Others: It is commonly cultivated as a fruit tree. Traditional Medicinal Uses In Malaysia, various plant parts are traditionally used by local villagers to treat a variety of conditions. The roots were used in a decoction for treating fever, the leaves were used for poulticing and the bark for an astringent for tongue <3>. It is important to note that some therapeutic effects from traditional medicinal uses of plants are currently not supported or verified by scientific research.

Landscaping Features

Desirable Plant Features Ornamental Fruits
Landscape Uses General
Thematic Landscaping Economic Garden, Naturalistic Garden
SGMP Treatment

Fauna, Pollination and Dispersal

Fauna Pollination Dispersal Associated Fauna Bird Attracting, Caterpillar Food Plant
Pollination Method(s) Biotic (Fauna) (Insects (Bee), Insects (Butterfly, Moth), Insects (Ant, Beetle, Fly, Thrip, Wasp))

Plant Care and Propagation

Light Preference Full Sun
Water Preference Moderate Water
Plant Growth Rate Moderate
Rootzone Tolerance Fertile Loamy Soils
Maintenance Requirements Moderate
Propagation Method Seed, Grafting, Marcotting
Propagation Method Remarks Trees grown from seed bear fruits in 5-6 years.

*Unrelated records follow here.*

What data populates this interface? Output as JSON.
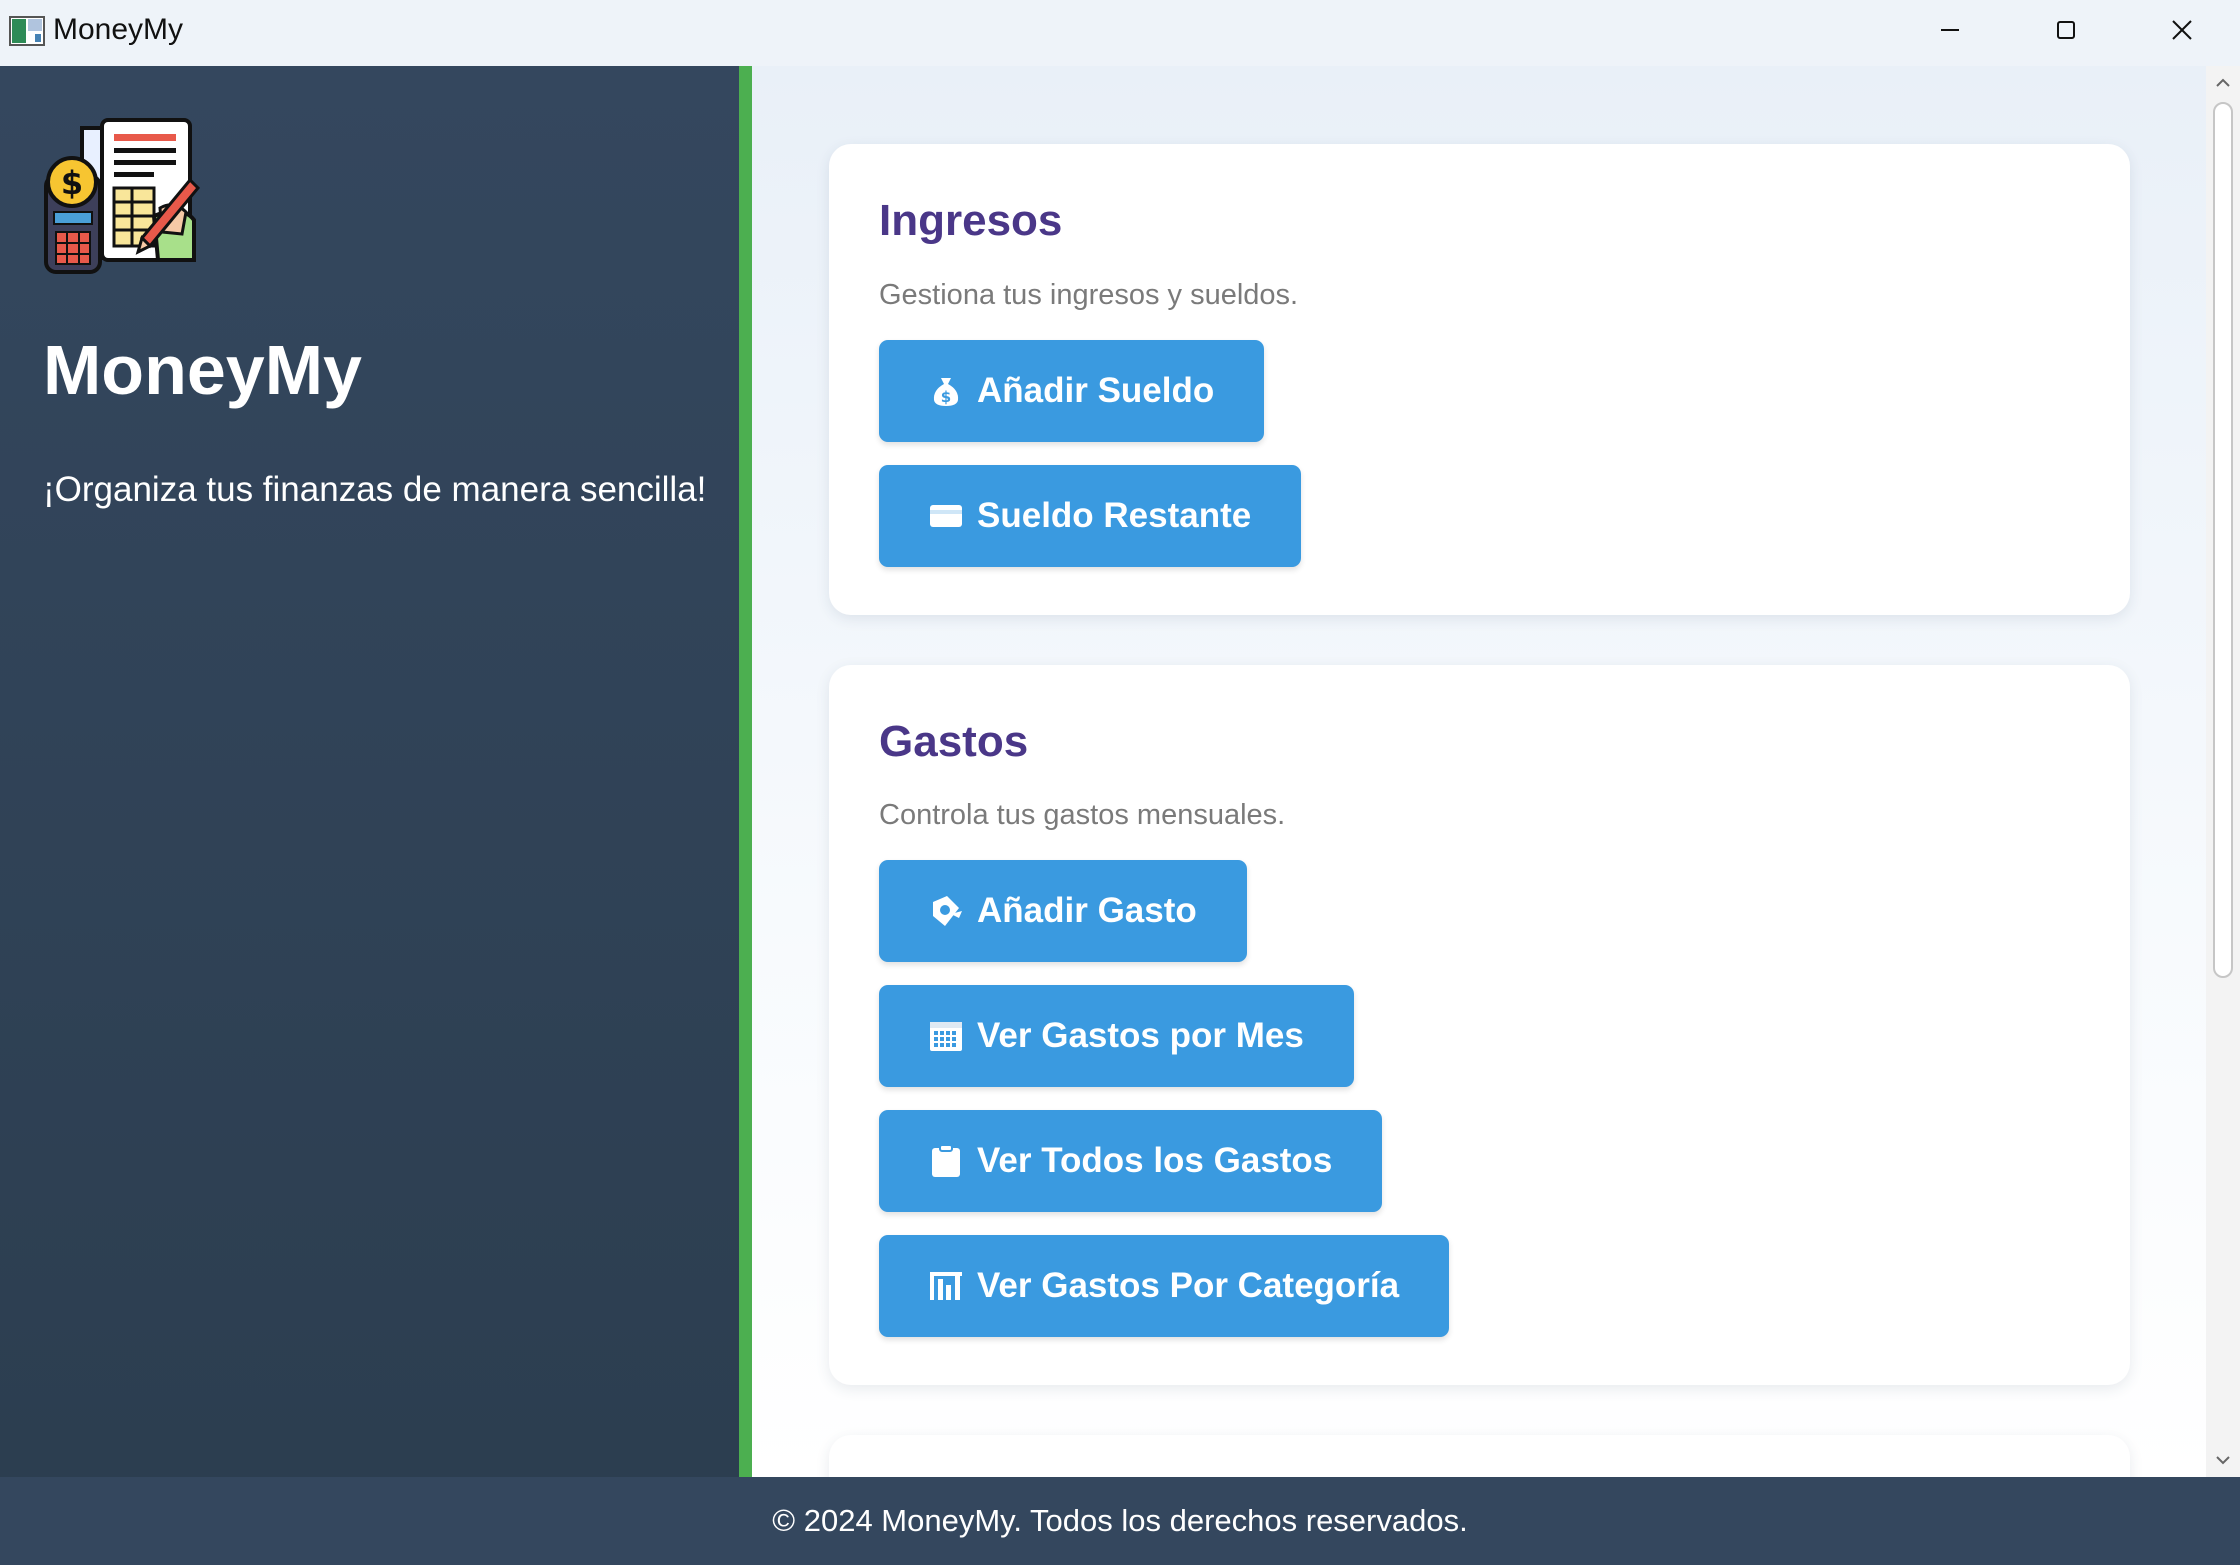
{
  "window": {
    "title": "MoneyMy",
    "minimize_icon": "minimize-icon",
    "maximize_icon": "maximize-icon",
    "close_icon": "close-icon"
  },
  "sidebar": {
    "logo_icon": "finance-calculator-document-icon",
    "title": "MoneyMy",
    "tagline": "¡Organiza tus finanzas de manera sencilla!",
    "background": "#2c3e50",
    "accent_border": "#4caf50"
  },
  "main": {
    "sections": [
      {
        "title": "Ingresos",
        "description": "Gestiona tus ingresos y sueldos.",
        "buttons": [
          {
            "label": "Añadir Sueldo",
            "icon": "money-bag-icon"
          },
          {
            "label": "Sueldo Restante",
            "icon": "credit-card-icon"
          }
        ]
      },
      {
        "title": "Gastos",
        "description": "Controla tus gastos mensuales.",
        "buttons": [
          {
            "label": "Añadir Gasto",
            "icon": "money-wings-icon"
          },
          {
            "label": "Ver Gastos por Mes",
            "icon": "calendar-icon"
          },
          {
            "label": "Ver Todos los Gastos",
            "icon": "clipboard-icon"
          },
          {
            "label": "Ver Gastos Por Categoría",
            "icon": "bar-chart-icon"
          }
        ]
      }
    ]
  },
  "colors": {
    "section_title": "#4a3788",
    "button": "#3a9ae0",
    "footer": "#34475e"
  },
  "footer": {
    "text": "© 2024 MoneyMy. Todos los derechos reservados."
  }
}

Grafted and marcotted trees fruit in 1-2 years.

Foliar

Foliage Retention Evergreen
Mature Foliage Colour(s) Green
Mature Foliage Texture(s) Papery
Foliar Type Compound
Foliar Arrangement Along Stem Alternate
Foliar Attachment to Stem Petiolate
Foliar Shape(s) Non-Palm Foliage (Elliptical)
Foliar Venation Pinnate / Net
Foliar Margin Entire
Typical Foliar Area Notophyll ( 20.25cm2 - 45 cm2 )
Leaf Area Index (LAI) for Green Plot Ratio 3.0 (Tree - Intermediate Canopy)

Non - Foliar and Storage

Trunk Type (Non Palm) Woody
Mature Bark Texture Smooth
Stem Type & Modification Woody
Root Type Underground

Floral (Angiosperm)

Flower Colour(s) Cream / Off-White, Green
Flower Grouping Cluster / Inflorescence
Flower Location Axillary
Inflorescence Type Thryse
Flowering Habit Polycarpic

Fruit, Seed and Spore

Mature Fruit Colour(s) Red
Fruit Classification Simple Fruit
Fruit Type Fleshy Fruit , Drupe
Seed Quantity Per Fruit Few (1-5)

References

References

<1> Adema, F., Leenhouts, P.W. & van Welzen, P.C. (1994). Sapindaceae. In: Kalkman, C. et al (eds) Flora Malesiana, ser. 1, vol. 11 (3), pp. 419–768. Leiden: Rijksherbarium/Hortus Botanicus, Leiden University

<2> Leehouts, P.W. (1986). A revision of Nephelium (Sapindaceae). Blumea 31 (2):  373 – 436 

<3> Lim, T.K. (2013). Edible Medicinal and Non-Medicinal Plants, Vol. 6, Fruits. Dordrecht: Springer 

<4> van Welzen, P.C. (2017). Sapindaceae. In: Kiew, R. et al (eds) Flora of Peninsular Malaysia Series II: Seed Plants vol. 6, pp. 63–191. Kuala Lumpur: Forest Research Institute Malaysia 

<5> van Welzen, P.C. (1999). Sapindaceae. In: Santisuk, T. & Larsen, K. (eds) Flora of Thailand, vol. 7(1), pp. 169–250. Bangkok: Forest Herbarium, Royal Forest Department 

<6> Wall, M. M. (2006) Ascorbic acid and mineral composition of longan (Dimocarpus longan), lychee (Litchi chinensis) and rambutan (Nephelium lappaceum) cultivars grown in Hawaii. Journal of Food Composition and Analysis 19 (6–7): 655 – 663


Image Repository

Images

Others

Master ID 1749
Species ID 3042
Species record last updated on: 13 February 2024.
Share